* **What is expected**
An exact repetition of the records is required. Leave nothing out.

□ □ □ □ □

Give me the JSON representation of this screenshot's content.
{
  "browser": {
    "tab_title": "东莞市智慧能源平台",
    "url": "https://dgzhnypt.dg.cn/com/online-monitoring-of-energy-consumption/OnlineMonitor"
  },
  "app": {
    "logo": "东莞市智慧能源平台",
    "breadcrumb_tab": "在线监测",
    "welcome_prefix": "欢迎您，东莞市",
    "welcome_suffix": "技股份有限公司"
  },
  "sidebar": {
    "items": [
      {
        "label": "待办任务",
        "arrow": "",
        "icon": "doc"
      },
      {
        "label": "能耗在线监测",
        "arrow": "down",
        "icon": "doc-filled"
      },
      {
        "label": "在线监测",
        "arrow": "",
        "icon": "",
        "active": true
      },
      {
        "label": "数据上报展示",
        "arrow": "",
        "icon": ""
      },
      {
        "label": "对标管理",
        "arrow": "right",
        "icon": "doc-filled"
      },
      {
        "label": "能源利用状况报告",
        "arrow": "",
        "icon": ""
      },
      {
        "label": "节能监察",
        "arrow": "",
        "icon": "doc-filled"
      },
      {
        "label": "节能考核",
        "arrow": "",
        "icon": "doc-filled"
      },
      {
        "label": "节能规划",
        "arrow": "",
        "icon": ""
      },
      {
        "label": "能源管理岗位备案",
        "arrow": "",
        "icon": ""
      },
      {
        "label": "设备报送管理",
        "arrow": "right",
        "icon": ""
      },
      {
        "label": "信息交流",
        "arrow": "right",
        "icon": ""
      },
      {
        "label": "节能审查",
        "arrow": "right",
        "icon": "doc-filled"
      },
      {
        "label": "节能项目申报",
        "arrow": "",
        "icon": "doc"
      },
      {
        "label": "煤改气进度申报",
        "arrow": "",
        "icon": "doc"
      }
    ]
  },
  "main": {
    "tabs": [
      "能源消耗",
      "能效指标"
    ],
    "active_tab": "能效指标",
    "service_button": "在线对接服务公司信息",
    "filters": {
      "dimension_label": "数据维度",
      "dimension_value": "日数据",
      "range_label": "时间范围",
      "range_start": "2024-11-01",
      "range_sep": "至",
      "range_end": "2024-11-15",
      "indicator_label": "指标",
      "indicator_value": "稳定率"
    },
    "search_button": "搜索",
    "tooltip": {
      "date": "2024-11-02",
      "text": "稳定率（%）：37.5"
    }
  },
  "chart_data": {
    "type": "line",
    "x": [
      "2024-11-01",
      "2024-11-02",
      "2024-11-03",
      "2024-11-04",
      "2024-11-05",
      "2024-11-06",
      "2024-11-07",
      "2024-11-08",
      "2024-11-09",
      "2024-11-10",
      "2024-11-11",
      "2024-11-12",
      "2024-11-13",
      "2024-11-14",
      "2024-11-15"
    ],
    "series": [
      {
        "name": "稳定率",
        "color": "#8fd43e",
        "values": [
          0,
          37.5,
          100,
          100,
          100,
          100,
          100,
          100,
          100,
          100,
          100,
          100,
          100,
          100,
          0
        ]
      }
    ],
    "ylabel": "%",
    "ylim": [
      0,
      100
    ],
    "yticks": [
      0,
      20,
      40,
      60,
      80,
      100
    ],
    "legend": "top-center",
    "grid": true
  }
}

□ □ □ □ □

* **Finished exercise**
Give me the JSON representation of this screenshot's content.
{
  "browser": {
    "tab_title": "东莞市智慧能源平台",
    "url": "https://dgzhnypt.dg.cn/com/online-monitoring-of-energy-consumption/OnlineMonitor"
  },
  "app": {
    "logo": "东莞市智慧能源平台",
    "breadcrumb_tab": "在线监测",
    "welcome_prefix": "欢迎您，东莞市",
    "welcome_suffix": "技股份有限公司"
  },
  "sidebar": {
    "items": [
      {
        "label": "待办任务",
        "arrow": "",
        "icon": "doc"
      },
      {
        "label": "能耗在线监测",
        "arrow": "down",
        "icon": "doc-filled"
      },
      {
        "label": "在线监测",
        "arrow": "",
        "icon": "",
        "active": true
      },
      {
        "label": "数据上报展示",
        "arrow": "",
        "icon": ""
      },
      {
        "label": "对标管理",
        "arrow": "right",
        "icon": "doc-filled"
      },
      {
        "label": "能源利用状况报告",
        "arrow": "",
        "icon": ""
      },
      {
        "label": "节能监察",
        "arrow": "",
        "icon": "doc-filled"
      },
      {
        "label": "节能考核",
        "arrow": "",
        "icon": "doc-filled"
      },
      {
        "label": "节能规划",
        "arrow": "",
        "icon": ""
      },
      {
        "label": "能源管理岗位备案",
        "arrow": "",
        "icon": ""
      },
      {
        "label": "设备报送管理",
        "arrow": "right",
        "icon": ""
      },
      {
        "label": "信息交流",
        "arrow": "right",
        "icon": ""
      },
      {
        "label": "节能审查",
        "arrow": "right",
        "icon": "doc-filled"
      },
      {
        "label": "节能项目申报",
        "arrow": "",
        "icon": "doc"
      },
      {
        "label": "煤改气进度申报",
        "arrow": "",
        "icon": "doc"
      }
    ]
  },
  "main": {
    "tabs": [
      "能源消耗",
      "能效指标"
    ],
    "active_tab": "能效指标",
    "service_button": "在线对接服务公司信息",
    "filters": {
      "dimension_label": "数据维度",
      "dimension_value": "日数据",
      "range_label": "时间范围",
      "range_start": "2024-11-01",
      "range_sep": "至",
      "range_end": "2024-11-15",
      "indicator_label": "指标",
      "indicator_value": "稳定率"
    },
    "search_button": "搜索",
    "tooltip": {
      "date": "2024-11-02",
      "text": "稳定率（%）：37.5"
    }
  },
  "chart_data": {
    "type": "line",
    "x": [
      "2024-11-01",
      "2024-11-02",
      "2024-11-03",
      "2024-11-04",
      "2024-11-05",
      "2024-11-06",
      "2024-11-07",
      "2024-11-08",
      "2024-11-09",
      "2024-11-10",
      "2024-11-11",
      "2024-11-12",
      "2024-11-13",
      "2024-11-14",
      "2024-11-15"
    ],
    "series": [
      {
        "name": "稳定率",
        "color": "#8fd43e",
        "values": [
          0,
          37.5,
          100,
          100,
          100,
          100,
          100,
          100,
          100,
          100,
          100,
          100,
          100,
          100,
          0
        ]
      }
    ],
    "ylabel": "%",
    "ylim": [
      0,
      100
    ],
    "yticks": [
      0,
      20,
      40,
      60,
      80,
      100
    ],
    "legend": "top-center",
    "grid": true
  }
}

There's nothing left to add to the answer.